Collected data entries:
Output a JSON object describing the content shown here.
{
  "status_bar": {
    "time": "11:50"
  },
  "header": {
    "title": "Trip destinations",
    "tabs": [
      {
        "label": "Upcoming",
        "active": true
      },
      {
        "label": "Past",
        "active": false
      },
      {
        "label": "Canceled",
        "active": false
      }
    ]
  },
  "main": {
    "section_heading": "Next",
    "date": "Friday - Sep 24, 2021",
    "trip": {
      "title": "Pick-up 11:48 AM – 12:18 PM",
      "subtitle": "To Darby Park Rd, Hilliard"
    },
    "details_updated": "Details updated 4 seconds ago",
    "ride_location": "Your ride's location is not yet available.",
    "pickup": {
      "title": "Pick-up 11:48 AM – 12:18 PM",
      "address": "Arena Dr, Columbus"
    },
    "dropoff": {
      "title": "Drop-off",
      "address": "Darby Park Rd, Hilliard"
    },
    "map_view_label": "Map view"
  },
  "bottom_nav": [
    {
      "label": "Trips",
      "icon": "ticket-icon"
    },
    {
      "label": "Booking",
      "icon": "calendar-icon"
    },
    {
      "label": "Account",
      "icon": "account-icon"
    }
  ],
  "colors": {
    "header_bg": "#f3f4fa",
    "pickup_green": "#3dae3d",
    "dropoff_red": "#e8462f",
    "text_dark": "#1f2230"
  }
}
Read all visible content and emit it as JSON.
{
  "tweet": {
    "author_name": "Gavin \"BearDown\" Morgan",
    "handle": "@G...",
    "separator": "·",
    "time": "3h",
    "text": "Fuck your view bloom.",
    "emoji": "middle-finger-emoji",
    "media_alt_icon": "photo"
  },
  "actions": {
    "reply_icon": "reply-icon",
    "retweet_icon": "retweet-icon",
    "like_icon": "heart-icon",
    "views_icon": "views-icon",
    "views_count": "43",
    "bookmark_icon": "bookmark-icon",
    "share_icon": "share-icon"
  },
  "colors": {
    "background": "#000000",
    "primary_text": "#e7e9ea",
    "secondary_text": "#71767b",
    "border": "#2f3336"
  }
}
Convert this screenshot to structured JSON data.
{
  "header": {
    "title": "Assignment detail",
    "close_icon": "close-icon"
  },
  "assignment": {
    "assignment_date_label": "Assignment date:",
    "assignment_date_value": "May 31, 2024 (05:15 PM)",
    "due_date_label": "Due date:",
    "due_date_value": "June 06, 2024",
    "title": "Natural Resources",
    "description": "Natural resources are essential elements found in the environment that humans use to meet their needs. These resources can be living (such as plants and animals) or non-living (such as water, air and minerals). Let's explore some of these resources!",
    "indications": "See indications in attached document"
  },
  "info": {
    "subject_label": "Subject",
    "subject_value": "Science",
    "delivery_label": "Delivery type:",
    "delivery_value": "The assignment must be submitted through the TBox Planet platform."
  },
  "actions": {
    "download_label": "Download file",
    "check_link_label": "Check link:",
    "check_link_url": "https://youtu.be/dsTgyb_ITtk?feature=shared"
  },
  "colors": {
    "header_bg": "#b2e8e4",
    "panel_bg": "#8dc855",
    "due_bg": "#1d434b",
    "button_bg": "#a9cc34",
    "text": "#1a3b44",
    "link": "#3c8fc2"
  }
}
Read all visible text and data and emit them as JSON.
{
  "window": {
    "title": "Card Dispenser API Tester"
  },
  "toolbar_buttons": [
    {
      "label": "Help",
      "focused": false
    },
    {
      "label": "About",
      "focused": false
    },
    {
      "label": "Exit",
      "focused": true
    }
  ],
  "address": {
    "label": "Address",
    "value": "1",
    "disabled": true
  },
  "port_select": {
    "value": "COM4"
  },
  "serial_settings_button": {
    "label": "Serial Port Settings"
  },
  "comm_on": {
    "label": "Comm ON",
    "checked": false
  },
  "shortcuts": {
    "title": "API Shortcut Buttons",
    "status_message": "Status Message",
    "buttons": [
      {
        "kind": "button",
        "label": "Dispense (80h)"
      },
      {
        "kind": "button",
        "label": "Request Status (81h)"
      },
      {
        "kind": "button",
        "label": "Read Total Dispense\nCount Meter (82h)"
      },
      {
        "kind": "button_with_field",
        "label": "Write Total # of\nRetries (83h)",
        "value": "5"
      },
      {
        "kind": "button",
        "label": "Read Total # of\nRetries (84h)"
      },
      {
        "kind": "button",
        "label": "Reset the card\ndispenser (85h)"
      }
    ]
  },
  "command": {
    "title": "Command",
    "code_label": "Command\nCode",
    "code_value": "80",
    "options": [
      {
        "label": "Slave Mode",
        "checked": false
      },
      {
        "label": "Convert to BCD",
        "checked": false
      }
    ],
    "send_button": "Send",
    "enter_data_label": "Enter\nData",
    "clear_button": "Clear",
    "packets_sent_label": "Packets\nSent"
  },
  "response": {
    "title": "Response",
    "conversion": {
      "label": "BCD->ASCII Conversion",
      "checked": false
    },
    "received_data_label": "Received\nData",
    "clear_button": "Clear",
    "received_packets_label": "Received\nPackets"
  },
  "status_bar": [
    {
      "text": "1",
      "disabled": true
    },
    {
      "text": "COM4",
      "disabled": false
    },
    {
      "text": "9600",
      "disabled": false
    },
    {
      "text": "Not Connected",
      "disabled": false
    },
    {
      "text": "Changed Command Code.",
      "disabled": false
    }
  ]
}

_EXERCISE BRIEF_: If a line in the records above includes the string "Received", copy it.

_RESPONSE FOR THIS EXERCISE_:
    "received_data_label": "Received\nData",
    "received_packets_label": "Received\nPackets"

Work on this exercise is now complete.